[Data about app and page elements]
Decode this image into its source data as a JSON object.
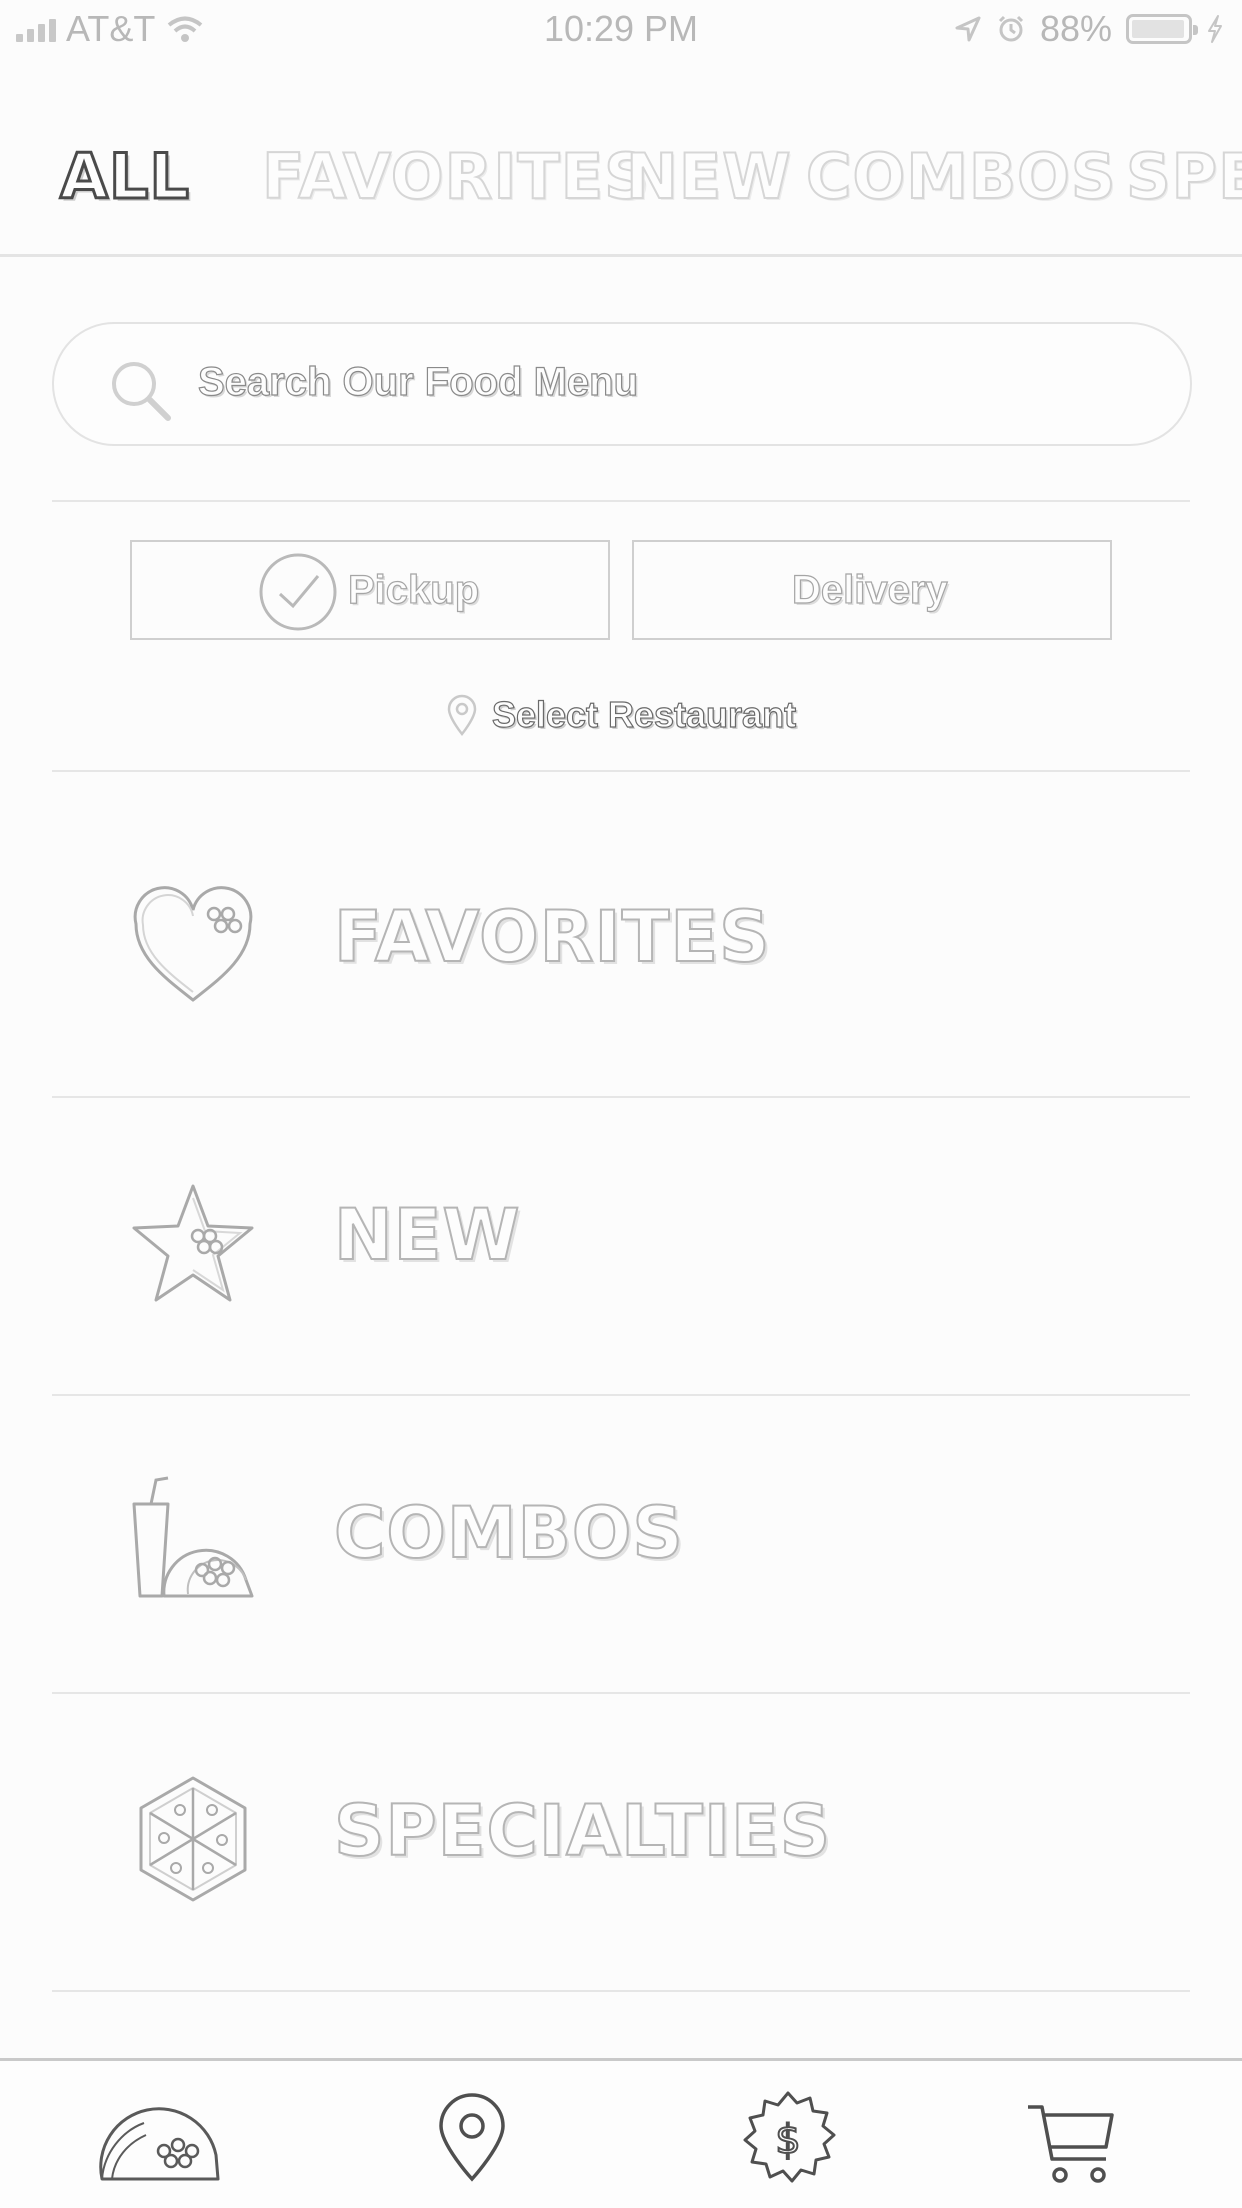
{
  "status_bar": {
    "carrier": "AT&T",
    "time": "10:29 PM",
    "battery": "88%",
    "battery_level": 0.88,
    "icons": [
      "signal-icon",
      "wifi-icon",
      "location-arrow-icon",
      "alarm-icon",
      "battery-icon",
      "charging-icon"
    ]
  },
  "tabs": [
    {
      "label": "ALL",
      "active": true
    },
    {
      "label": "FAVORITES",
      "active": false
    },
    {
      "label": "NEW",
      "active": false
    },
    {
      "label": "COMBOS",
      "active": false
    },
    {
      "label": "SPEC",
      "active": false
    }
  ],
  "search": {
    "placeholder": "Search Our Food Menu",
    "icon": "search-icon"
  },
  "order_type": {
    "pickup_label": "Pickup",
    "delivery_label": "Delivery",
    "selected": "Pickup"
  },
  "restaurant": {
    "label": "Select Restaurant",
    "icon": "map-pin-icon"
  },
  "categories": [
    {
      "label": "FAVORITES",
      "icon": "heart-icon"
    },
    {
      "label": "NEW",
      "icon": "star-icon"
    },
    {
      "label": "COMBOS",
      "icon": "drink-taco-icon"
    },
    {
      "label": "SPECIALTIES",
      "icon": "crunchwrap-icon"
    }
  ],
  "bottom_nav": [
    {
      "name": "menu",
      "icon": "taco-icon"
    },
    {
      "name": "locations",
      "icon": "location-pin-icon"
    },
    {
      "name": "rewards",
      "icon": "dollar-badge-icon"
    },
    {
      "name": "cart",
      "icon": "cart-icon"
    }
  ],
  "colors": {
    "background": "#fcfcfc",
    "active_tab_outline": "#4a4a4a",
    "inactive_outline": "#d6d6d6",
    "divider": "#e4e4e4"
  }
}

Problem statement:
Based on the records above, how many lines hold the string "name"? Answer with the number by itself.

Answer area:
4